With a letter of credit agreement in place, exporters are able to ship products before receiving payment. However, many foreign banks do not yet accept letters of credit from Myanmar banks.
Local lenders such as CB Bank and United Amara Bank already have some trade lines with international lenders, but their credit ratings are low, which limits the amount of business they can do.
The ADB, on the other hand, has an “AAA” credit rating – the highest available. If it guarantees the trade lines of local banks, they will be able to finance much larger transactions.
United Amara Bank’s CEO U Thein Lwin said yesterday that his bank first conceived of the partnership back in 2013.
“It has taken many discussions, reviews and agreements for the line of credit to be realised,” he said, thanking everyone involved for their “stamina”.
The bank has grown fast since it was set up in 2010 – as of March 31, it had a deposit size of K596 billion, assets worth K662 billion and a network of 52 branches and 250,000 customer accounts, he said.
“In the future, UAB will continue to grow. We already have a plan to expand our network to 75 branches by the end of this fiscal year.”
Myanmar’s total trade volumes have grown by an average of 14 percent annually during the past five years, the ADB said, while imports have grown 19pc per year since 2012, spurred by strong economic growth of around 7pc.
Janet Hyde, an ADB relationship manager for Myanmar, noted that other local banks are being considered for the program.
“The TFP is an open-ended program and we are continually assessing new banks for membership, not least in Myanmar,” she said.
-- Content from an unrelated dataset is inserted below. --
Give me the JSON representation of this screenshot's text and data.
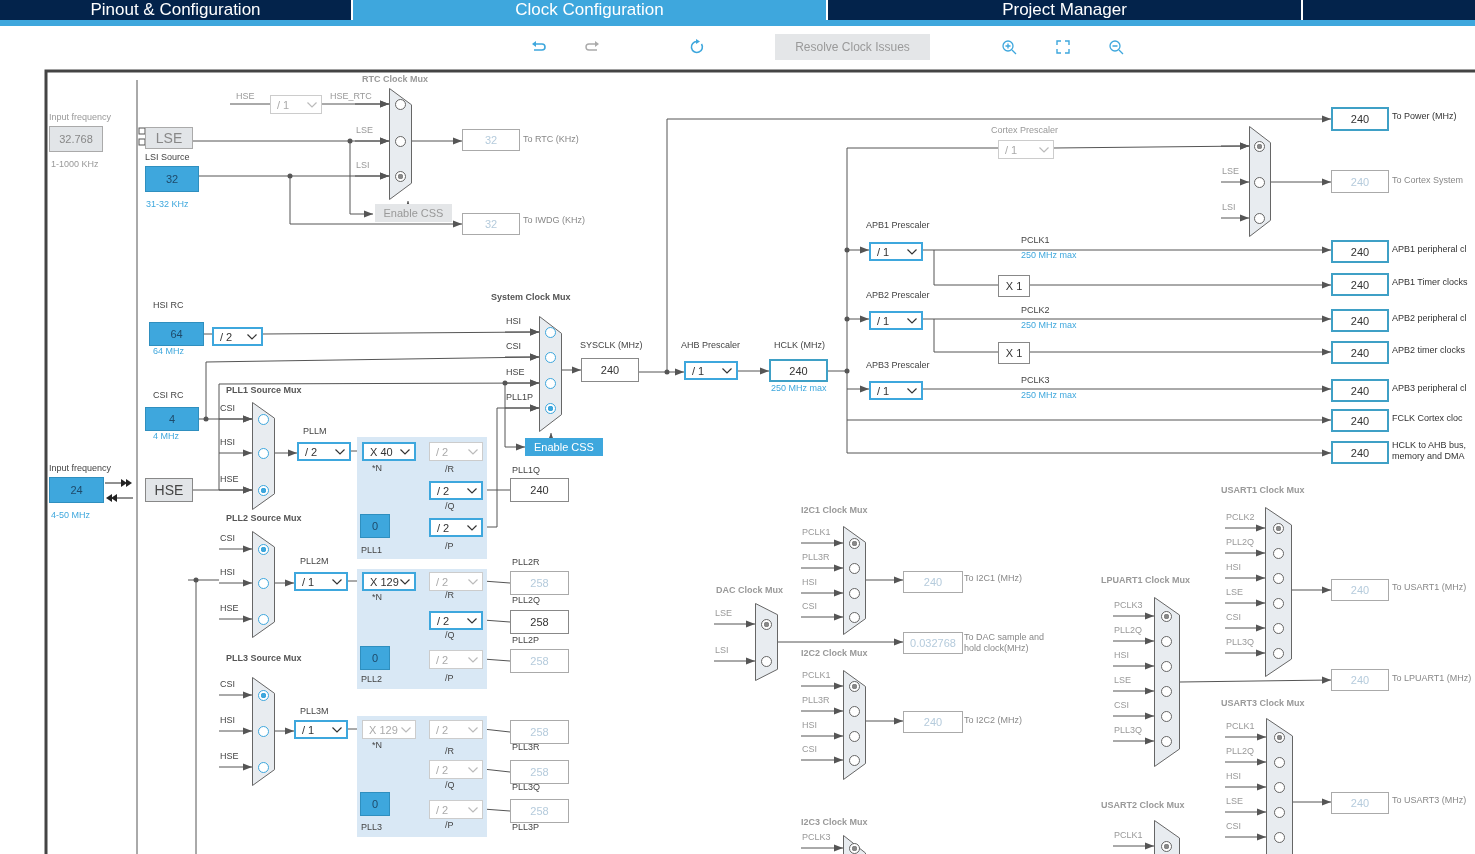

The value of the facilities approved can vary according to the due diligence process and the size of the trade finance needs of each bank, she said.